If they are boarding a heritage vessel, such as the glorious Steam Yacht Gondola – a restored Victorian pleasure vessel sailing on Coniston – they just need to abide by the crew’s rules and make sure they listen to instructions, as they take in the glorious landscape from on the water.
If in a garden environment, perhaps mooching around Muncaster or Mirehouse Gardens, taking a heritage seat at Brantwood, or having a hoot at Hutton-in-the-Forest, there should be every opportunity to give others some space, whilst still enjoying what’s on offer.

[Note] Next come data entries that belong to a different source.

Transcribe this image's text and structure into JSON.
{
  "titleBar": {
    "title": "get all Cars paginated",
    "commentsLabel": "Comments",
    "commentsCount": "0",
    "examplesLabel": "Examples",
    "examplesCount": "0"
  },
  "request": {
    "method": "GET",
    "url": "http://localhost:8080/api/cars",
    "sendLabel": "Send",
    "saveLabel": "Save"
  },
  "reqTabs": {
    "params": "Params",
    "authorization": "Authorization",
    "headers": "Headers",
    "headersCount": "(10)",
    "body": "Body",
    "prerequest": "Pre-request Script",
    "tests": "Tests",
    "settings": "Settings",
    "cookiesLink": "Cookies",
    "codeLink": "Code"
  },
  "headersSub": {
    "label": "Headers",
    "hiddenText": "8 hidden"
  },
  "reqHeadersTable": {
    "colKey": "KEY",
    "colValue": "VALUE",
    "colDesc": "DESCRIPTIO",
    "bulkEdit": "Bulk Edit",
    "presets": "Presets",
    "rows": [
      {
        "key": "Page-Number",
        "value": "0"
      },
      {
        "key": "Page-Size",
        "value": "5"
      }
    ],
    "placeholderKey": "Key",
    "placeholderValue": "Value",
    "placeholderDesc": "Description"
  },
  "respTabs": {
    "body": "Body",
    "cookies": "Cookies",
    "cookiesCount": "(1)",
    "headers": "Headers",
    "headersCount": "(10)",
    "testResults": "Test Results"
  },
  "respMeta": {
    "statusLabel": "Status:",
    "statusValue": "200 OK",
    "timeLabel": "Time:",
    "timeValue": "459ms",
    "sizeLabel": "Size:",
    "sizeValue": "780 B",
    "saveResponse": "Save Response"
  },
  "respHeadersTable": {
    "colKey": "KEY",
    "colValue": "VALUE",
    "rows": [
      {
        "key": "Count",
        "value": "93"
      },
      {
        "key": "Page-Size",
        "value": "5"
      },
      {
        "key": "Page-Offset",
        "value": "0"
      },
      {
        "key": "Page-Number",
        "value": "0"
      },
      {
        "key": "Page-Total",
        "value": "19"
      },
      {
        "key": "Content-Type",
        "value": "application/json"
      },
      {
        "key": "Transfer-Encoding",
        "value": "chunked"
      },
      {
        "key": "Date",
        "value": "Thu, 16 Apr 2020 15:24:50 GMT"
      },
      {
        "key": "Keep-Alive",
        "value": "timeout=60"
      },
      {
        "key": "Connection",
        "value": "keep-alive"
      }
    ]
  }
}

At Muncaster, a brilliant day out can be enriched with a bird of prey flying display every afternoon at 2pm, whilst at Mirehouse it can be a case of getting the ears pricked for the sound of birdsong, bees flying over from the Bee Garden and the splash of lake water, as you take to the Lake Walk, treading in the footsteps of Alfred Lord Tennyson.
At Brantwood, it’s all about exploring eight unique gardens created by philosopher, author and artist, John Ruskin, before taking a pew at the lakeside Terrace Coffee House, for a light refreshment and drinking in the lake view of Coniston. New measures such as queue control systems, distancing markers, contactless payments and hand-sanitising stations are now in place to keep doggies and owners safe, so you can fully relax in the fell landscape.

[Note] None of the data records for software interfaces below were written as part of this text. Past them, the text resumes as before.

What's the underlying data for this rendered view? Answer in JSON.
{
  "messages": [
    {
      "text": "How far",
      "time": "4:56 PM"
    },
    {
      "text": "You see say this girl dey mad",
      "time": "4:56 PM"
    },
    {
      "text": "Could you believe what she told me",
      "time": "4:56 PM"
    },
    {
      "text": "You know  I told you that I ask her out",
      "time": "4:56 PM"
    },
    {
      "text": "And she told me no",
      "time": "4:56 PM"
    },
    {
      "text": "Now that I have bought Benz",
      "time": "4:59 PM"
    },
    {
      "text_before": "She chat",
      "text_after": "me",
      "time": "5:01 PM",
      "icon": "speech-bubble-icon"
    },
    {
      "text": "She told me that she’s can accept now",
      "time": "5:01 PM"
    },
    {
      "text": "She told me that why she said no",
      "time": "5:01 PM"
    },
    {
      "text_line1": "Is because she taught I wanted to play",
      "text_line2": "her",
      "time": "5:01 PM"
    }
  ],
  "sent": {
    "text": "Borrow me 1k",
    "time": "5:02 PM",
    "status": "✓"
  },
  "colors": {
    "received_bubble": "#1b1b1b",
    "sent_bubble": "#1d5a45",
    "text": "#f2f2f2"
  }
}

Meanwhile, at Hutton-in-the-Forest, your day out can be all about chewing over the wonderful heritage offer of a home that makes its doggy visitors so welcome, it gives them a bone! Here, The Walled Garden is said to be looking its best ever this year and there’s a one-way system to keep owner and dog on their toes, as they trot around.
Of course, some places are more open to dogs and their owners than others and the roofless, ruined, Brougham Castle, is one of them. Offering panoramic views over Eden Valley, this pooch-perfect, picturesque spot is an ideal location for a family picnic. You can explore the 13th century gem through a complex of passages and spiral stairways and later, stretch out your legs and soak up some sun (if you’re lucky!) with your four-legged friend. Just book your visit in advance, as there are limits on visitor numbers to keep everyone safe.
With all the measures in place, there’s no reason why you and your canine companion can’t have a fabulous doggy-distanced day out, exploring whatever branch of heritage floats your boat and there’s no better place to track that down than in the Lakes.